### YOUR TASK:
Once you have checked the records that follow, state how many of their lines hold "Konsultasi", giving the number only.

### DATA FOR THIS TASK:
.....

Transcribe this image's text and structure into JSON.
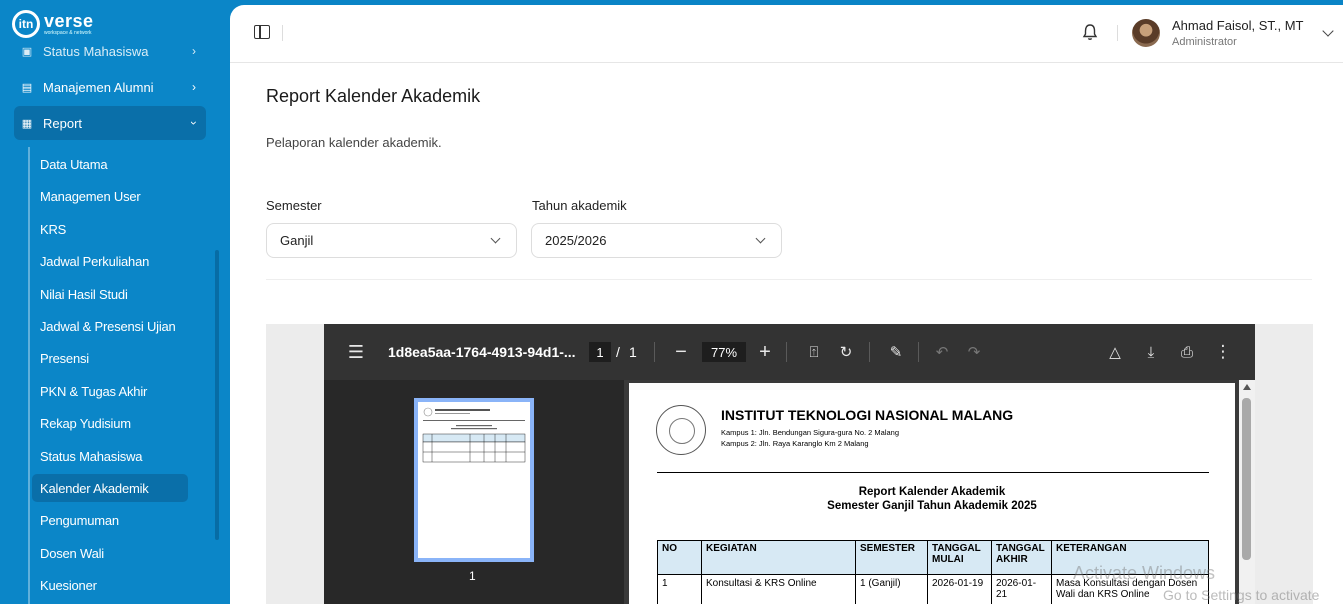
{
  "app": {
    "logo_mark": "itn",
    "logo_name": "verse",
    "logo_sub": "workspace & network"
  },
  "sidebar": {
    "top_items": [
      {
        "label": "Status Mahasiswa",
        "icon": "user-status-icon"
      },
      {
        "label": "Manajemen Alumni",
        "icon": "alumni-icon"
      },
      {
        "label": "Report",
        "icon": "report-icon"
      }
    ],
    "report_items": [
      {
        "label": "Data Utama"
      },
      {
        "label": "Managemen User"
      },
      {
        "label": "KRS"
      },
      {
        "label": "Jadwal Perkuliahan"
      },
      {
        "label": "Nilai Hasil Studi"
      },
      {
        "label": "Jadwal & Presensi Ujian"
      },
      {
        "label": "Presensi"
      },
      {
        "label": "PKN & Tugas Akhir"
      },
      {
        "label": "Rekap Yudisium"
      },
      {
        "label": "Status Mahasiswa"
      },
      {
        "label": "Kalender Akademik"
      },
      {
        "label": "Pengumuman"
      },
      {
        "label": "Dosen Wali"
      },
      {
        "label": "Kuesioner"
      }
    ],
    "active_item": "Kalender Akademik"
  },
  "header": {
    "user_name": "Ahmad Faisol, ST., MT",
    "user_role": "Administrator"
  },
  "page": {
    "title": "Report Kalender Akademik",
    "description": "Pelaporan kalender akademik."
  },
  "filters": {
    "semester_label": "Semester",
    "semester_value": "Ganjil",
    "year_label": "Tahun akademik",
    "year_value": "2025/2026"
  },
  "pdf_viewer": {
    "file_name": "1d8ea5aa-1764-4913-94d1-...",
    "current_page": "1",
    "page_sep": "/",
    "total_pages": "1",
    "zoom": "77%",
    "thumb_number": "1"
  },
  "document": {
    "institution": "INSTITUT TEKNOLOGI NASIONAL MALANG",
    "campus1": "Kampus 1: Jln. Bendungan Sigura-gura No. 2 Malang",
    "campus2": "Kampus 2: Jln. Raya Karanglo Km 2 Malang",
    "title1": "Report Kalender Akademik",
    "title2": "Semester Ganjil Tahun Akademik 2025",
    "columns": [
      "NO",
      "KEGIATAN",
      "SEMESTER",
      "TANGGAL MULAI",
      "TANGGAL AKHIR",
      "KETERANGAN"
    ],
    "rows": [
      [
        "1",
        "Konsultasi & KRS Online",
        "1 (Ganjil)",
        "2026-01-19",
        "2026-01-21",
        "Masa Konsultasi dengan Dosen Wali dan KRS Online"
      ]
    ]
  },
  "watermark": {
    "line1": "Activate Windows",
    "line2": "Go to Settings to activate Windows."
  }
}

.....

### WORKED SOLUTION:
2